Du·ty n.; pl. Duties
1. That which is due; payment. [Obs. as signifying a material thing.]
When thou receivest money for thy labor or ware, thou receivest thy duty. --Tyndale.
2. That which a person is bound by moral obligation to do, or refrain from doing; that which one ought to do; service morally obligatory.
Forgetting his duty toward God, his sovereign lord, and his country. --Hallam.
3. Hence, any assigned service or business; as, the duties of a policeman, or a soldier; to be on duty.
With records sweet of duties done. --Keble.
To employ him on the hardest and most imperative duty. --Hallam.
Duty is a graver term than obligation.
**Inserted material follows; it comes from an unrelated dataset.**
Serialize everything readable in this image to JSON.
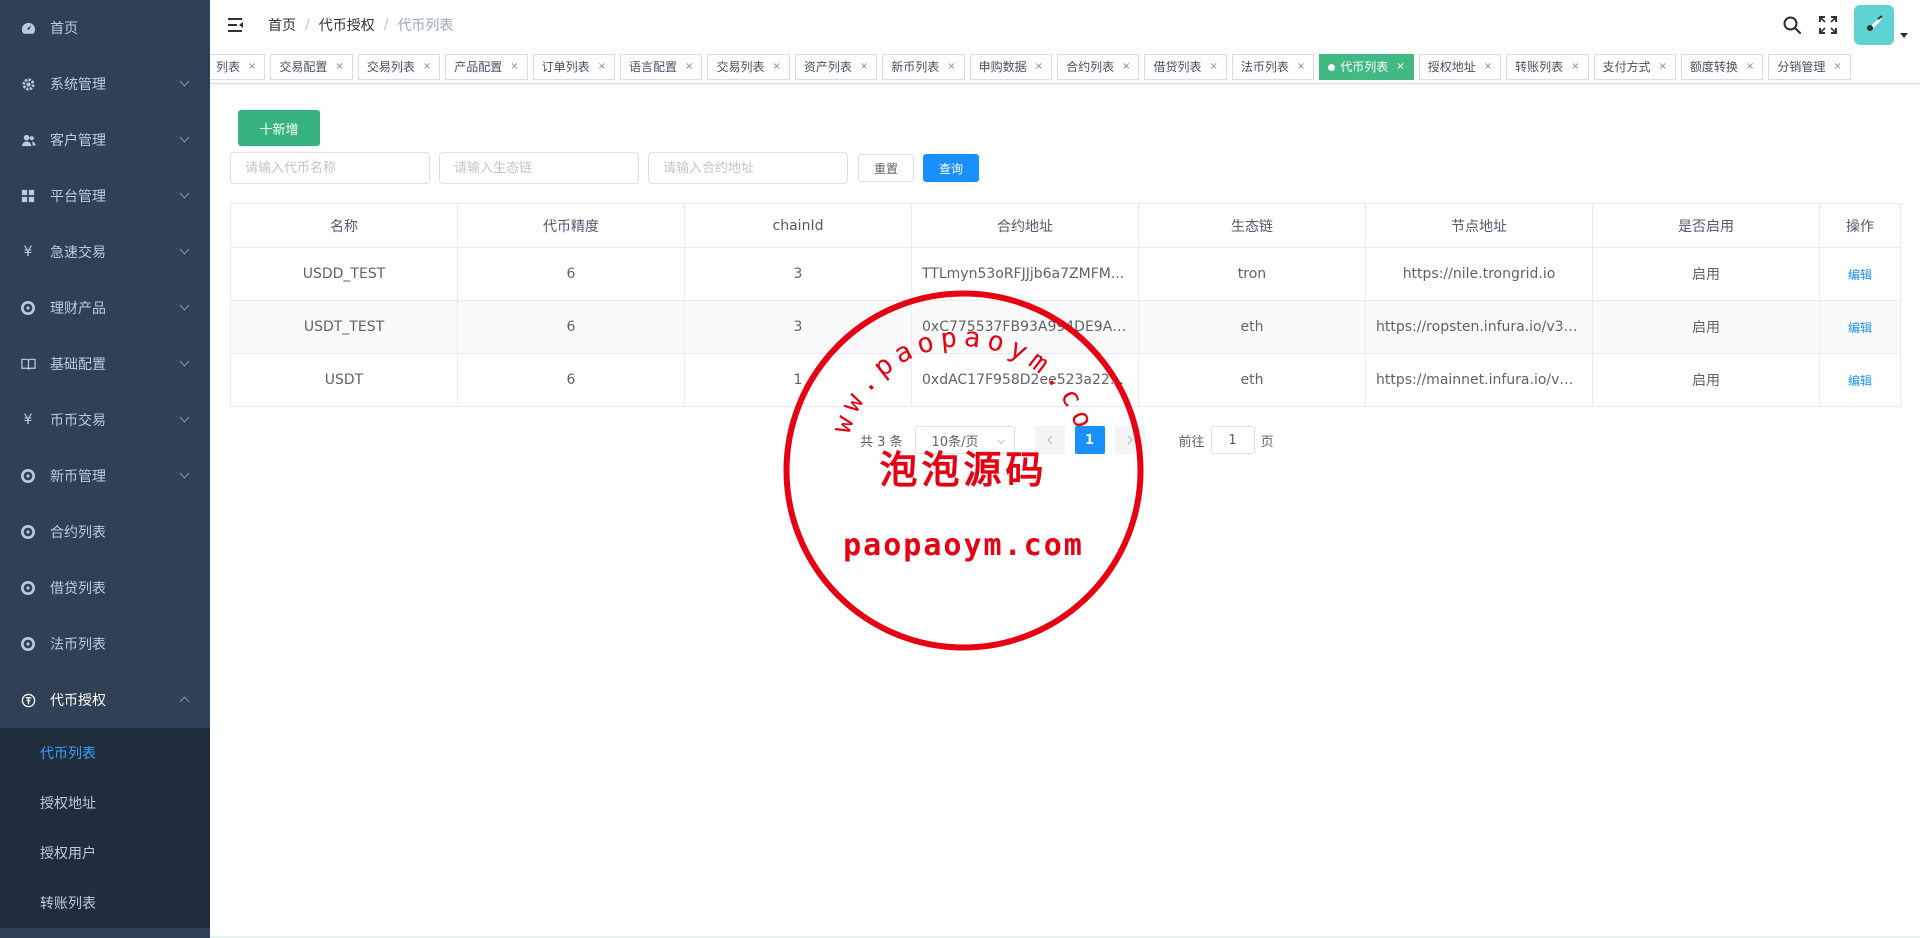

A duty hardly exists to do trivial things; but there may be an obligation to do them. --C. J. Smith.
4. Specifically, obedience or submission due to parents and superiors.
5. Respect; reverence; regard; act of respect; homage. “My duty to you.”
6. Engin. The efficiency of an engine, especially a steam pumping engine, as measured by work done by a certain quantity of fuel; usually, the number of pounds of water lifted one foot by one bushel of coal (94 lbs. old standard), or by 1 cwt. (112 lbs., England, or 100 lbs., United States).
7. Com. Tax, toll, impost, or customs; excise; any sum of money required by government to be paid on the importation, exportation, or consumption of goods.
Note: ☞ An impost on land or other real estate, and on the stock of farmers, is not called a duty, but a direct tax. [U.S.]
Ad valorem duty, a duty which is graded according to the cost, or market value, of the article taxed. See Ad valorem.
Specific duty, a duty of a specific sum assessed on an article without reference to its value or market.
On duty, actually engaged in the performance of one's assigned task.